(Given records)
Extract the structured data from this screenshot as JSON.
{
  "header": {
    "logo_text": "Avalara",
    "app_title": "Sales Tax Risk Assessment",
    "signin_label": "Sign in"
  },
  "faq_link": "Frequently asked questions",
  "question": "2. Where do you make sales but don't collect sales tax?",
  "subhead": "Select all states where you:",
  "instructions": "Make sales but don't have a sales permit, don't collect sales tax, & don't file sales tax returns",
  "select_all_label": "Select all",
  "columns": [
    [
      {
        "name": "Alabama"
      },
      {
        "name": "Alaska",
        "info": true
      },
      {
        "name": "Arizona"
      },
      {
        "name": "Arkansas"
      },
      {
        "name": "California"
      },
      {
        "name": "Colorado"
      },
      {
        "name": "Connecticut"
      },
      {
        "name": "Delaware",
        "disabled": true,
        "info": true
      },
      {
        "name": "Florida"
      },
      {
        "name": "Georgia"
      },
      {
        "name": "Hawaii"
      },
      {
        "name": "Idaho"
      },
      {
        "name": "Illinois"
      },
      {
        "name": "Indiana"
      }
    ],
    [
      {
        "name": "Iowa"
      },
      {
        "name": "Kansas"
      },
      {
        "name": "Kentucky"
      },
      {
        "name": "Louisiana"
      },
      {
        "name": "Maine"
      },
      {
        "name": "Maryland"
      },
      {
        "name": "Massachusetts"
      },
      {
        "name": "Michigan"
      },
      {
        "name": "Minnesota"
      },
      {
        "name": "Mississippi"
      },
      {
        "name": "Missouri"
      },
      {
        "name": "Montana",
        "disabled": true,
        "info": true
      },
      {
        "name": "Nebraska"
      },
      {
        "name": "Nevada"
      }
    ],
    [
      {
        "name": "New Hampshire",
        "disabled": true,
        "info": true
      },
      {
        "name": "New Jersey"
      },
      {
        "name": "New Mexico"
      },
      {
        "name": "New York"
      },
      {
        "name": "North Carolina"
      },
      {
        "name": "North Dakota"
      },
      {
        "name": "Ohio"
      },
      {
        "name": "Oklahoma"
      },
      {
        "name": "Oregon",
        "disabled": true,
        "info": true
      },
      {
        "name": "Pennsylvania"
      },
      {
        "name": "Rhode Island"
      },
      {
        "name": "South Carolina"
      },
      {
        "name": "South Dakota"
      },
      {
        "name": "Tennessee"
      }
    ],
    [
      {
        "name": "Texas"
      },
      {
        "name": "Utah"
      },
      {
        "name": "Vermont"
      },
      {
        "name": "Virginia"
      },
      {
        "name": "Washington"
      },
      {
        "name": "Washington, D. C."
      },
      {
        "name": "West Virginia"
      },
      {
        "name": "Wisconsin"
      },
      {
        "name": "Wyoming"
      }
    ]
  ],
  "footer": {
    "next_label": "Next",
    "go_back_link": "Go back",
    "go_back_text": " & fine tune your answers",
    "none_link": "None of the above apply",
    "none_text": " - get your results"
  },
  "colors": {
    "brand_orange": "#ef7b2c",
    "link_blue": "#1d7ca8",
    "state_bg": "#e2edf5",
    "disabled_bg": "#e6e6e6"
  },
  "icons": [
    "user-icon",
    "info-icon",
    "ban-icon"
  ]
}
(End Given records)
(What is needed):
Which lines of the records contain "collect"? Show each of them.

(Response to the exercise):
  "question": "2. Where do you make sales but don't collect sales tax?",
  "instructions": "Make sales but don't have a sales permit, don't collect sales tax, & don't file sales tax returns",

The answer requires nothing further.